Data entries
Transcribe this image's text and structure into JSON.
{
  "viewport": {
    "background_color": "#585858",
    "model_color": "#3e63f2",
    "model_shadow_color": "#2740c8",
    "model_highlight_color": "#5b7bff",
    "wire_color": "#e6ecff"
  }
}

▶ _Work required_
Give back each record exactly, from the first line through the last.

▶ _Task result_
Transcribe this image's text and structure into JSON.
{
  "viewport": {
    "background_color": "#585858",
    "model_color": "#3e63f2",
    "model_shadow_color": "#2740c8",
    "model_highlight_color": "#5b7bff",
    "wire_color": "#e6ecff"
  }
}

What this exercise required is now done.